If you use GitHub at your company and have more than one project on the go at once, you might start to notice you get a lot, A LOT of emails. You get email notifications of pull requests being created, people commenting, people mentioning your name, people merging or closing pull requests… you get the idea. In this post I lay out how I manage my Github emails using Gmail to turn all of this noise into something useful.
Enjoy the freedom of having an inbox clear of these notifications (but still be within easy reach), and sneakily move you towards inbox zero wether you believe in it or not. Clearing up these emails will give you the freedom to see those notifications that are important and if you find the spare time, peruse those that aren’t so urgent.
First thing, you’re thinking HUH what email notifications?? Well they’re probably going to your personal email you originally signed up for GitHub with, you know the one you never check anymore because _log(n^n)_ emails. You need to know which inbox your notifications are going to. If you are a member of an organisation you can choose separate email addresses for each organisations notifications. Lets fix that.
GitHub > Settings > Notification center
Now we’re all on the same page lets get cleansing.
First up we filter for all notifications from github and put them in their own folder. To do this we need to create a new filter.
You want to filter **From** email@example.com, this will include of all the different pull requests & comments etc that we talk about above.
You also want to filter **Doesn’t have** for your Github handle and any global Github handles your company uses. (This will make more sense in a minute – keep reading!)
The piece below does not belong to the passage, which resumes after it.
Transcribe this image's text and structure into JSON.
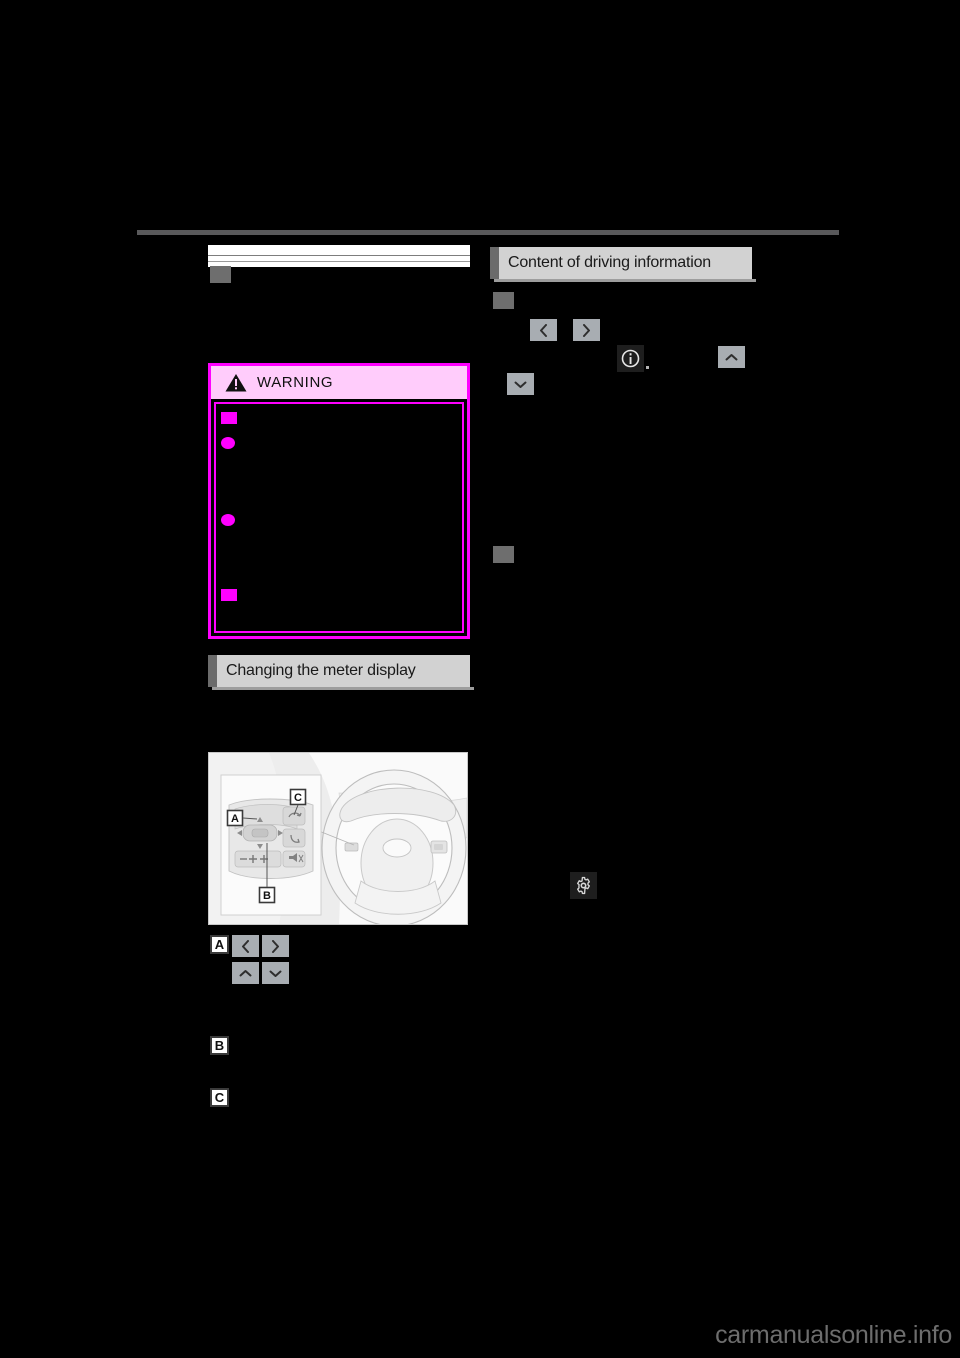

You want to **skip the inbox** so that it goes straight to our new folder. Then you want to **apply the label** and this is what will move it to the folder of choice. Here we are putting it inside of _/PullRequests/_
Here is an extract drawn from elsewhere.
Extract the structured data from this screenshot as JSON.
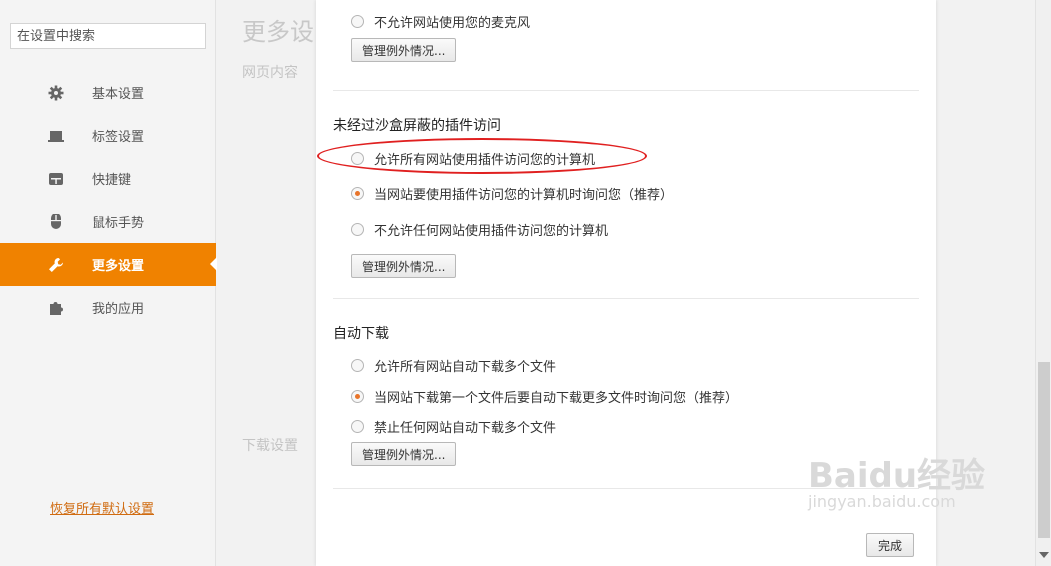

We’re close to perfection, the above is the basic outline of filtering and we will rinse and repeat with different paramaters to setup our full clean inbox setup.
Create a second filter. This one also filters **From** firstname.lastname@example.org. The difference is we also filter to **Includes the words** using our GitHub handle and any global handles (the opposite of our previous filter).
**Skip the inbox** again and **apply the label**. This label (folder) is a subdirectory of our previous filter. So this time we use _/PullReqests/Ref Me/. Therefore this folder will be every notifcation from Github that directly affects me or talks about me.
I know what you’re thinking – “yes but what about MY project ME ME ME ME. The company has many projects with a lot of notifications. I am interested in notifications from my project but not those other phhht _inferior_ projects”.
Don’t worrry, we’ve got you covered. Create another filter. This time we use the **Subject** field. Every notification from Github has a subject line that begins with the project name in square brackets. Therefore I can filter here for my project that I work on by using _[project name]_.
Don’t forget to put it into a subdirectory of _/PullRequests/_, a folder with the name of the project might be a good idea.
Here comes the freedom I promised you. Cherish it.
Now your inbox folders should look something like this. One tip is to work through these folders backwards. You always want to check _Ref Me_ as this is direct conversation you are involved with on GitHub. Check _Your Project_ when you find time in your project 🙂 and check _PullRequests_ at your leisure to see what is going on in your organisation.
Last thing. Every Monday morning, go into the _PullRequests_ folder, _select all_ and _delete_. Believe me you will NEVER get through all these emails and the older they are the more worthless they are. Do your self a favor and start a fresh every week. If you don’t believe me try it for a month and tell me if you are losing out, or if you actually gain and feel fresher and better and more informed.
This is not the only way to do filtering so feel free to berate me and show me how your filterings are _n_ times better than this. Otherwise for those more pragmatic out there, give it a go, iterate and improve.